Furthermore, high-level synthetic oxidation processes utilize (substance) oxidants to decrease COD/Body levels and eliminate natural and oxidizable inorganic parts. The cycles can totally oxidize natural materials to carbon dioxide and water.
The Benefits of Reclaimed Water
Environmental Protection of Reclaimed Water Produced
Water filters separate fluids and solids in an expansive scope of enterprises, many of which effectively create and execute procedures for water preservation and water and wastewater reuse. By using advanced press technology, leading mining, and mineral processing, companies inventively manage mine tailings and dry-stacking them instead of tailings lakes. Moreover, recycling water will support the freshwater supply for however long it is satisfactorily separated and treated to guarantee quality for use. The reclaimed water is typically for non-potable purposes, yet a few cycles make it suitable for drinking, bathing, and washing dishes.
Freshwater Supplies: The Law and Demand
Farming is a significant client of water. Utilizing recycled, treated wastewater can ease the weight of freshwater supplies utilized for farming purposes. Moreover, treated and reclaimed wastewater gives an expense-effective stock that diminishes the requests and stress on freshwater sources, for example, groundwater, waterways, and supplies.
Energy Efficiency of Water Reclamation in Processing Water
The interest in freshwater is developing as populaces increase and industries fire springing up everywhere. Subsequently, more water is removed, shipped, and treated. Water occasionally moves many miles, which requires a ton of energy through fuel and nonrenewable assets. Reusing water nearby saves the energy required for transportation and pumping. Additionally, by recycling water to suit the application's necessities as opposed to treating all water with something very similar, energy is saved.
Conservation and Pollution-Free Water Reclamation
The obvious benefit of reclaimed wastewater, recycled water, or reclaimed water is that it boosts conservation and promotes pollution-free industrial processes. This involves treated sewage, potable reuse, drip irrigation or agricultural irrigation, and the use of reclaimed water via the wastewater treatment plant to produce safe drinking water supplies.
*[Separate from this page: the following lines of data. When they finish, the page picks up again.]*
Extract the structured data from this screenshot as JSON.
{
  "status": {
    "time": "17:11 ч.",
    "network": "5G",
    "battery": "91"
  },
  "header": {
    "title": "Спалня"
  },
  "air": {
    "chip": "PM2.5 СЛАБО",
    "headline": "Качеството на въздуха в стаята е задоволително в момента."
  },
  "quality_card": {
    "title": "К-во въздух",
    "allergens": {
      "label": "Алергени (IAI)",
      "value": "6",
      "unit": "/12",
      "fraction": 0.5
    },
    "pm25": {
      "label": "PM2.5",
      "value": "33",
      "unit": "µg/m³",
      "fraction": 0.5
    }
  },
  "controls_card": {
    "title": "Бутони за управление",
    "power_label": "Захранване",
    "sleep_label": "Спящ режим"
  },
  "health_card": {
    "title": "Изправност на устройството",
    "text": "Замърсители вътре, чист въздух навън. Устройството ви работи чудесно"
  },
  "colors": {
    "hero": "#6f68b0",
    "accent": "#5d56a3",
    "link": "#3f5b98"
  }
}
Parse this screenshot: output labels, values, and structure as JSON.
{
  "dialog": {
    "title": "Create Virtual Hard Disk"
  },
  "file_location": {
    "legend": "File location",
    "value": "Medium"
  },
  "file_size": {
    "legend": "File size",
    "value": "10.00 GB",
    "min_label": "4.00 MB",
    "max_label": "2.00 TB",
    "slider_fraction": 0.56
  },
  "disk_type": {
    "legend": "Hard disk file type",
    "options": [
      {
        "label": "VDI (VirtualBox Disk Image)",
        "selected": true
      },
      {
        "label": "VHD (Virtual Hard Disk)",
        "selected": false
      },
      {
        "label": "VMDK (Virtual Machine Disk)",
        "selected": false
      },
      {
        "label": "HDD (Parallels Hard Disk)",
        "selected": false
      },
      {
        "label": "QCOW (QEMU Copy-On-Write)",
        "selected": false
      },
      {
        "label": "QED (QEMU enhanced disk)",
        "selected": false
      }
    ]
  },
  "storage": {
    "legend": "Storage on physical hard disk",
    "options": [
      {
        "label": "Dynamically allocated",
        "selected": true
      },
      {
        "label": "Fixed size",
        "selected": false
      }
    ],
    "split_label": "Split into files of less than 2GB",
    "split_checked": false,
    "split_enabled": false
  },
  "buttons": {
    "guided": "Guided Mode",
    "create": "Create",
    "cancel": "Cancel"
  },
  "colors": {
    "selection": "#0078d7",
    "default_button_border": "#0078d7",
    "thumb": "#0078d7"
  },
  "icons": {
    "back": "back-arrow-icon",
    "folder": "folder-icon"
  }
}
Significantly, the interest in freshwater will just increase. Hence, recycling water is a necessity at this point.